Sarah can use eye gaze fairly successfully to indicate her wants and needs when items are appropriately displayed so that her communication partner can tell what she is gazing at. She currently makes a grunting sound to greet others, to get attention, and to represent both yes and no.  She has recently been using a four message output device and is having some success at making choices. Sarah travels independently a bout the school in her power chair.
Annual Goal: 
Sarah will interact with others in the school environment in four out of five opportunities to indicate her preferences and needs using voice output devices and eye gaze strategies. 
 Assistive Technology Recommendation: 


A Blogger's Insight:


Below are two extra resouces for this module and a brief explanation of each. 
ReadWriteThink- This AMAZING website provides so many useful interactive graphic organizers for students to use when demonstrating knowledge on a particular subject.  This took is great for all students K-12 and also includes many other tooks within the site.

Inspiration - Great interactive manipulative for students to work on concepts using graphic organizers, concept maps, mind maps, webs, outlines, plots and graphs. This tool is great for all students K-12.

Friday, November 1, 2013

A Webinar to Read About

A Blogger's Insight:

Reading Webinar

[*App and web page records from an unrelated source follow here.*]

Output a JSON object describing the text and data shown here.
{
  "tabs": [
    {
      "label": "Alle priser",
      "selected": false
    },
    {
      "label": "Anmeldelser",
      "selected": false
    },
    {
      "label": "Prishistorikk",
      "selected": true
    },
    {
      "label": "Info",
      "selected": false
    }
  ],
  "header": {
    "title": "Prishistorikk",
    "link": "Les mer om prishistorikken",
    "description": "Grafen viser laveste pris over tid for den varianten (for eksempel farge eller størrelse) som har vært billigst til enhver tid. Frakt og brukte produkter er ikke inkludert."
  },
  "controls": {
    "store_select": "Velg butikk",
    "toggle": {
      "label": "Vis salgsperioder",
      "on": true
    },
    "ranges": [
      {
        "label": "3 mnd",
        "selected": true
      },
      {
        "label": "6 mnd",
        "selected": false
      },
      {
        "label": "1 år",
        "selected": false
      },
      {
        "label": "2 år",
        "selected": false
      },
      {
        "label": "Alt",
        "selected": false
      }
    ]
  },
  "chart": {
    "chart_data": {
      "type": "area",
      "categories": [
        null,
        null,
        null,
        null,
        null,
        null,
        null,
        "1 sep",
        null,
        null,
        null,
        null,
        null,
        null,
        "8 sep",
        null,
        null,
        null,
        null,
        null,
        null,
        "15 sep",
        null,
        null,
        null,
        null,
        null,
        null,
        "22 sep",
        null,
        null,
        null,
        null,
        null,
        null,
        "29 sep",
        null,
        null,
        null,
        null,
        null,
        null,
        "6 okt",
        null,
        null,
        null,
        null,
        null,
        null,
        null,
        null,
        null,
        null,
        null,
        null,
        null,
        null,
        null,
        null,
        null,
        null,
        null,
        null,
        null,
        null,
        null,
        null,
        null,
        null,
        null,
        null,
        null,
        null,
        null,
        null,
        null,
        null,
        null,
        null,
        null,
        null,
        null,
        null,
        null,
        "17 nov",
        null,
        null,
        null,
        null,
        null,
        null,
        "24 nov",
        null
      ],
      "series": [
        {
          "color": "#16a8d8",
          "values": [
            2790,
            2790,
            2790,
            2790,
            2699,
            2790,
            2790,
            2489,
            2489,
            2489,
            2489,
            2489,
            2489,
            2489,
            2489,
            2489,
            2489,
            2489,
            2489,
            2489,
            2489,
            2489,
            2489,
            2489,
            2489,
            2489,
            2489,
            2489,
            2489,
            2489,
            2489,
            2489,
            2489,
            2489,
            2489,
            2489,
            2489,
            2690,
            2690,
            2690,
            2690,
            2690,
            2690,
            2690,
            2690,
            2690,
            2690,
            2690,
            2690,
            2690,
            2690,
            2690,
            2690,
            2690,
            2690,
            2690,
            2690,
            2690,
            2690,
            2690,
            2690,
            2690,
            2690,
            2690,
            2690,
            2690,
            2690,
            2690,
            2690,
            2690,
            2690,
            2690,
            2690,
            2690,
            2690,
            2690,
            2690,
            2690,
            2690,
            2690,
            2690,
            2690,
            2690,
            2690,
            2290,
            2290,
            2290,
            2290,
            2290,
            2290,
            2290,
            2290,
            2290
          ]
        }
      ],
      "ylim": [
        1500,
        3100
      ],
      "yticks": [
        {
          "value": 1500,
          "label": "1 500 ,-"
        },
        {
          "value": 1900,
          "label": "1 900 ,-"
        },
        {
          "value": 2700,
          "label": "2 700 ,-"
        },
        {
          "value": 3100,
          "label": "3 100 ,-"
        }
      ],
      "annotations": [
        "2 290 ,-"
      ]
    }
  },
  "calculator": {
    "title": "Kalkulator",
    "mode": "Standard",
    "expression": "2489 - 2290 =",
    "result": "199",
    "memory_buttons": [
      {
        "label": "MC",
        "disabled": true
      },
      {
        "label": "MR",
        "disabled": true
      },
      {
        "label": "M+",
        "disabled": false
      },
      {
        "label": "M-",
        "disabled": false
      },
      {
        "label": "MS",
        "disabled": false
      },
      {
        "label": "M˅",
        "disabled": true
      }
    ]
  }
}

Recently, I watched a webinar on Reading and Assistive technology.  I recommend if you are interested in Webinars, go to the link provided and view the possible webinars available for free.  They are insightful, informative and very personal.  The webinars take place with a speaker, as well as, an accompanying PowerPoint presentation. 
Throughout this presentation they discussed:
1. Text Readers:
01_natural_reader_freeAlso known as text-to-speech software (TTS) , which allows you to have text read aloud to you. This is useful for struggling readers and for writers, when editing and revising their work.  I wanted to research more about on this topic.  Throughout my search, I found a free software called NaturalReader.  The free version of the software converts Microsoft Word files, webpages, PDF files, and emails into spoken words.

2. Screen reader:
A screen reader is a software application that enables people with severe visual impairments to use a computer.  You could implement screen readers into any type of curriculum for all students to benefit. 
3. Electronic texts:
This refers to any type of text that may be found on the computer including, PowerPoint, Word, PDF files, the internet and so much more!
The webinar also provided resources and available tools that we could integrate into our reading curriculum to enhance participation and success.  The site is not only on reading, so GO CHECK IT OUT YOURSELF!!